Thursday, October 27
Click on the photos to enlarge.
A view from our window of where we are continuing our stay in Queenstown and our hotel situated in Reese Street is named ater its Scottish founder who established sheep farming in 1860. Not long afterwards he was paid 10,000 pounds compensation for part acquisition of his land for gold exploration. Gold was discovered in the Shotover river in 1862, bringing thousands of men and some colorful women to converge on the settlement. The Shotover river is the second highest gold bearing river in history, second only to Klondike in Northern Canada. The River yielded 57.6 Kgs of gold per day in its early days.
Today we went on a long day trip to Milford Sound. Click here to view the area. The fiord at Milford was formed by a giant glacier over 1,000 metres in height that carved out its current day shape meeting up with the Tasman ocean. Its mode is one of teeming rain and high winds. Rainfall is 30 feet a year and winds can reach 160kmh but we were fortunate to experience a beautiful day and only temporary brisk winds of 40 knot's. The second picture is view from the boat.
Our journey to MIlford took in lush farming land, mainly sheep (there are 40 million NZ) and deer, ostrich and fishing. Like most areas NZ suffers from imported species and havoc is inflicted by Stoats (from the weasel family) and Possums.The Stoats devour the flightless birds and the possums rare vegetation.
Driving through the foirdland we encountered towering mountains and green remote valleys, a true wildnerness area.

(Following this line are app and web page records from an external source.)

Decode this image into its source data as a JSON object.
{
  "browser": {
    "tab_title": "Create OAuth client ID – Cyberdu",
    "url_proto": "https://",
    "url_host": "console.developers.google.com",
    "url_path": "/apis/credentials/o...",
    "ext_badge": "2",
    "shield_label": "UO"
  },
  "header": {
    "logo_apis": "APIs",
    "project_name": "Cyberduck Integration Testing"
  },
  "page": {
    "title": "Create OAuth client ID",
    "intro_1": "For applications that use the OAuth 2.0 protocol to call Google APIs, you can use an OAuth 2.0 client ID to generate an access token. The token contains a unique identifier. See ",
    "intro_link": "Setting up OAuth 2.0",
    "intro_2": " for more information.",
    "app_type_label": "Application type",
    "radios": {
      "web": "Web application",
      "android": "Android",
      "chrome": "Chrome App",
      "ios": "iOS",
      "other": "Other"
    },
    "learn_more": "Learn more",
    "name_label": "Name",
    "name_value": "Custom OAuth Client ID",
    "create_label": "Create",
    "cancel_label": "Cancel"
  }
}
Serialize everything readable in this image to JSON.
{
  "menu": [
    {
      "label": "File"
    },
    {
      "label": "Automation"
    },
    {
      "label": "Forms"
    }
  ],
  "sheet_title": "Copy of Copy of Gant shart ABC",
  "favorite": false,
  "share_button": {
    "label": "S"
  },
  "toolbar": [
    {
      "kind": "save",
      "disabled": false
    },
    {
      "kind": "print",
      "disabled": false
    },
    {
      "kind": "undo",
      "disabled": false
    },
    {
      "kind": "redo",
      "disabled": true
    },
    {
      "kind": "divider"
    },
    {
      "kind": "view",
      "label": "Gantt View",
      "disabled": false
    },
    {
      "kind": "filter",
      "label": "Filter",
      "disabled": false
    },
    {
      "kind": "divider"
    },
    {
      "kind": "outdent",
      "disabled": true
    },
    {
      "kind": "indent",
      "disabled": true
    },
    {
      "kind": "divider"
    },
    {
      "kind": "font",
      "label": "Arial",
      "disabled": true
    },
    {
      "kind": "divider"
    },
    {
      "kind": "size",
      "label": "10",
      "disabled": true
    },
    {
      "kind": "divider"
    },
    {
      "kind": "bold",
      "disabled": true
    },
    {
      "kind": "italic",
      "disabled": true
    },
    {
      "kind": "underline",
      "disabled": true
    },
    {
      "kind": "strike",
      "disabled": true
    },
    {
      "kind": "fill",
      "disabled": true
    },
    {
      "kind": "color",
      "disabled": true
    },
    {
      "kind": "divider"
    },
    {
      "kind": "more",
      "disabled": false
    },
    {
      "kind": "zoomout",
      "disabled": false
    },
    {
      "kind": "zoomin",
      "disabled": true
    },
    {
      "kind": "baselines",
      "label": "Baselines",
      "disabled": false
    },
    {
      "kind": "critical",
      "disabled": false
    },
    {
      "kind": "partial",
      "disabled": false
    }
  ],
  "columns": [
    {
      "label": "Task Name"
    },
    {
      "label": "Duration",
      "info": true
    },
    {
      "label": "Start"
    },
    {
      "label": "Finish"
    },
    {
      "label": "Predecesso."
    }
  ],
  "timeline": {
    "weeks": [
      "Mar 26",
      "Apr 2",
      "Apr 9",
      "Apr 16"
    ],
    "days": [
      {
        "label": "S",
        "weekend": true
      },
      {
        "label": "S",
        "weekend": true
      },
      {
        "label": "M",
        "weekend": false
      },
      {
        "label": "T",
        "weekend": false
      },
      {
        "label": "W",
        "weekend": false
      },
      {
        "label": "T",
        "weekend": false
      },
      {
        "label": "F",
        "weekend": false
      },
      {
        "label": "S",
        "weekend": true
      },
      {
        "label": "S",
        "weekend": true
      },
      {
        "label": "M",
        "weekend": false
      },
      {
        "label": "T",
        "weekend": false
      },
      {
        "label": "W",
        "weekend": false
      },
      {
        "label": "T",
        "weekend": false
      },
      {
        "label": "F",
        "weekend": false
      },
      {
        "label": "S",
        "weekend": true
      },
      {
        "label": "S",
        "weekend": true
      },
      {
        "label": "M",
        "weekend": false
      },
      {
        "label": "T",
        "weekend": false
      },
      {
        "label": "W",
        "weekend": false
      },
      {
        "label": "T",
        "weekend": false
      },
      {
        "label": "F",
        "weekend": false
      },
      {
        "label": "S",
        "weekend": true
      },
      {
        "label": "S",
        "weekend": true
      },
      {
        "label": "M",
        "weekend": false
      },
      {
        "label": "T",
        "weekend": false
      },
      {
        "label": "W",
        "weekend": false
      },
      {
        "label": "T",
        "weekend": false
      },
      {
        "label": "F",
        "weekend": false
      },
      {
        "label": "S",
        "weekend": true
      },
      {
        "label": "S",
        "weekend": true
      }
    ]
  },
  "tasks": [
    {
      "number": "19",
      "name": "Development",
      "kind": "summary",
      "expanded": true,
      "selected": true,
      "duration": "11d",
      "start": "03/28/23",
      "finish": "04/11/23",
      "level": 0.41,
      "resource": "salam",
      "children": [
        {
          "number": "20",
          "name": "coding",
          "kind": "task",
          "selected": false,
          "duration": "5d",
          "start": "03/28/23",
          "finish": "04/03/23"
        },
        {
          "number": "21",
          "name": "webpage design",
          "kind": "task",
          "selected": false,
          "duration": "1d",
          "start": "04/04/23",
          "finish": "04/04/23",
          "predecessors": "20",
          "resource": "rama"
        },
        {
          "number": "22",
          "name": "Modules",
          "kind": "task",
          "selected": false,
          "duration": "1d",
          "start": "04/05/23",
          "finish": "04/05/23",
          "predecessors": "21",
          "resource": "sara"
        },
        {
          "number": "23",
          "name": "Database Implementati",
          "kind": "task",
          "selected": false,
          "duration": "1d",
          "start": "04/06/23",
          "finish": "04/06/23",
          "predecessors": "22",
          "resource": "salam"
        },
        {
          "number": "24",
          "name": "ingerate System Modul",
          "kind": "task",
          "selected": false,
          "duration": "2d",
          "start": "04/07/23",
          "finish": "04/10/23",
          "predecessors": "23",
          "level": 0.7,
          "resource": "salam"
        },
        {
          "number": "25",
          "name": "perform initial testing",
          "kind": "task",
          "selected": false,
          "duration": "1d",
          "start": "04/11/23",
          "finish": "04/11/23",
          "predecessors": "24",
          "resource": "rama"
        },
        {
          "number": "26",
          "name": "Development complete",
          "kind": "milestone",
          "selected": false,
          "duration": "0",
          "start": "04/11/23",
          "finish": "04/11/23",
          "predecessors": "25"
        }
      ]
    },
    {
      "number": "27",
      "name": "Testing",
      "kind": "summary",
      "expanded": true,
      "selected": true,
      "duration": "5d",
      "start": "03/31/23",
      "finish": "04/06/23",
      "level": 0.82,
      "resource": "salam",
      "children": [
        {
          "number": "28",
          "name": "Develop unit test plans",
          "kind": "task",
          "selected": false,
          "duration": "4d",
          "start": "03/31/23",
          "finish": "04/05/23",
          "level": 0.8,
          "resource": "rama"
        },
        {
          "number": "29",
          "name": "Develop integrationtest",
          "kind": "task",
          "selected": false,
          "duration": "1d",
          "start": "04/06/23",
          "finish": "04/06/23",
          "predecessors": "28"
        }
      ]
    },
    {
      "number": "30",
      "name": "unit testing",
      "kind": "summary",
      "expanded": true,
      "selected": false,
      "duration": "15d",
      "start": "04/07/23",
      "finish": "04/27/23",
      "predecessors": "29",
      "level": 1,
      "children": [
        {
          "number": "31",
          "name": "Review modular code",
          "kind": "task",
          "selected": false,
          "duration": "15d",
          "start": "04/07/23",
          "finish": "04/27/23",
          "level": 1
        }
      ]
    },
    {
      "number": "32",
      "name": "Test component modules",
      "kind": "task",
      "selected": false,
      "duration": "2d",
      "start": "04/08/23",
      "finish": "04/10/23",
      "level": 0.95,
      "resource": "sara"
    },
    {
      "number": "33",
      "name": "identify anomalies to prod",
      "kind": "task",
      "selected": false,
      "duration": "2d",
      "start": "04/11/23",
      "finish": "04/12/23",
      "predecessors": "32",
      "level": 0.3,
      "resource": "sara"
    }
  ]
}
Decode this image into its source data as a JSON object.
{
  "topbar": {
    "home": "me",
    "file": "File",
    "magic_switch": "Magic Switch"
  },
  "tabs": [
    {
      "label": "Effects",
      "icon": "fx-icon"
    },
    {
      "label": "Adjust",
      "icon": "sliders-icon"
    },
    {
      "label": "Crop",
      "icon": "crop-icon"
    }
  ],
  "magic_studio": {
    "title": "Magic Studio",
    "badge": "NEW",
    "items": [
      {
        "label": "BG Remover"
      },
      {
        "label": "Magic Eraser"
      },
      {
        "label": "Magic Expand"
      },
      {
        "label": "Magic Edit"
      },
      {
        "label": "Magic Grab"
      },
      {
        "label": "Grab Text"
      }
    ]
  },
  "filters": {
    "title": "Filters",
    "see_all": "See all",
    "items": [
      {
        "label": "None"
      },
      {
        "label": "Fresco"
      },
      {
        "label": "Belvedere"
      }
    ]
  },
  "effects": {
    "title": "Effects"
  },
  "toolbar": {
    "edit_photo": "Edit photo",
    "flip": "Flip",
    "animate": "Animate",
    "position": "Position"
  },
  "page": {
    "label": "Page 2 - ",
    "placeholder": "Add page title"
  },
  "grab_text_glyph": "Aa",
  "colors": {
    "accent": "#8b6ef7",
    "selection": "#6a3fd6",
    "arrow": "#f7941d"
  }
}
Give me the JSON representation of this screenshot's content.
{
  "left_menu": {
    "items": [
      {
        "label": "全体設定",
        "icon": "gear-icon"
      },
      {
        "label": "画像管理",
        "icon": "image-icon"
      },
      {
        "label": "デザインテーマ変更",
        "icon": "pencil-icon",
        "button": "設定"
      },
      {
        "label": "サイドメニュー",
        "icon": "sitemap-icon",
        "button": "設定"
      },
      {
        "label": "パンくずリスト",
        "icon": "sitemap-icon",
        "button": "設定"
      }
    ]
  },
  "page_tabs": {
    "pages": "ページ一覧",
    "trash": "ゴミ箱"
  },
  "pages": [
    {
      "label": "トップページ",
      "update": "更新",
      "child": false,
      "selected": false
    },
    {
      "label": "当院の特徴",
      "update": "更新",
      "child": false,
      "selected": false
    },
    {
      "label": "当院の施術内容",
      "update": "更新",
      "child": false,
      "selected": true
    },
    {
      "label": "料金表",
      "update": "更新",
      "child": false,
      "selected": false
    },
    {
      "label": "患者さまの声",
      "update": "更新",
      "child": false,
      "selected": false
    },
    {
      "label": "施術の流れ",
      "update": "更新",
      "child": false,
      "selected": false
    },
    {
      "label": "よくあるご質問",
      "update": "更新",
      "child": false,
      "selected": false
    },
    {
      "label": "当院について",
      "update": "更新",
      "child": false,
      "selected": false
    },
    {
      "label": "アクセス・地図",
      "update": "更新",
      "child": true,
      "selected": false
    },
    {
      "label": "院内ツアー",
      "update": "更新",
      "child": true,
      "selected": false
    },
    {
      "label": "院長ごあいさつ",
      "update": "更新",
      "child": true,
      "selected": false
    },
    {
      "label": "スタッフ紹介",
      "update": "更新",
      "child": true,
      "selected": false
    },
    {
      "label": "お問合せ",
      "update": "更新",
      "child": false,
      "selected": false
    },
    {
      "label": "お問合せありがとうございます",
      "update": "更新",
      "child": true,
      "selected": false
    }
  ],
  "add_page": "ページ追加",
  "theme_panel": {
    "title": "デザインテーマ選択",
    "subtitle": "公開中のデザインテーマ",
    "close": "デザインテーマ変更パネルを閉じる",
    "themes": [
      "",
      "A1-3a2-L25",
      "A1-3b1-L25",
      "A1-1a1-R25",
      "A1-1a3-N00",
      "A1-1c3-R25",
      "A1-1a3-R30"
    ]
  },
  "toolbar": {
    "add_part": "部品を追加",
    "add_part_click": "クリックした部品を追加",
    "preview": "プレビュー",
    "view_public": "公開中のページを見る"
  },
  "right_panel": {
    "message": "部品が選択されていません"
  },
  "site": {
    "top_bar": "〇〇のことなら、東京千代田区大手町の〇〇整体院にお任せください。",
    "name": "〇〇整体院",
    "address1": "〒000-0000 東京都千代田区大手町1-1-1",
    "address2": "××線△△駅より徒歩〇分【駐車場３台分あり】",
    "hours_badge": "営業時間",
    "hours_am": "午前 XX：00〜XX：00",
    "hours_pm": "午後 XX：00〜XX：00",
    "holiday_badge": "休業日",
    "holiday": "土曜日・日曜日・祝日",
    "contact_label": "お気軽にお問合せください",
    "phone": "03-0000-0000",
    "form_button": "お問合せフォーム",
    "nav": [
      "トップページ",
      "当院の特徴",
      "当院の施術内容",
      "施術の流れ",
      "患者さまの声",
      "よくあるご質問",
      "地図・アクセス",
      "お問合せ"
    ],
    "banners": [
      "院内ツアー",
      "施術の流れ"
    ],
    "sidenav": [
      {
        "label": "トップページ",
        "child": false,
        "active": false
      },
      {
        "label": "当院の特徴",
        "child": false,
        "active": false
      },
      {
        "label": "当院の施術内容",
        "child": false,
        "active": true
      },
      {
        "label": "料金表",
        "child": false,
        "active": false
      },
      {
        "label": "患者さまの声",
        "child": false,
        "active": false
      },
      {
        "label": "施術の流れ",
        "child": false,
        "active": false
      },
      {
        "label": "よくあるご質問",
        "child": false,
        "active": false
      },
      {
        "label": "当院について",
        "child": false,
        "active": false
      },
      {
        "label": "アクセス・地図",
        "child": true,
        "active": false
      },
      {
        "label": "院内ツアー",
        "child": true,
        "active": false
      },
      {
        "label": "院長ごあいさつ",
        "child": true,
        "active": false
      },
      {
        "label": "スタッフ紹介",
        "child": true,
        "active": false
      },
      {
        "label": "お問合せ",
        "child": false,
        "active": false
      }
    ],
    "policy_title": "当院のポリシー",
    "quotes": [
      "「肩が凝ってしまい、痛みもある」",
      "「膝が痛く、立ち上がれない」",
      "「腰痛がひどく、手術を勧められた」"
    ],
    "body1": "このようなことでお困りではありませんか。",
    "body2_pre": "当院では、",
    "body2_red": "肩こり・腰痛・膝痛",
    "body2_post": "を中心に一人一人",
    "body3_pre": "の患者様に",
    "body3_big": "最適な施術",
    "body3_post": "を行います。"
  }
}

Upon arrival at Milford we boarded our ship and on our cruise encountered penguins and seals sunning themselves on the rocky outcrops below the towering cliff faces of the snow clad mountains. The views along the way were stunning and those within the fiord breathtaking.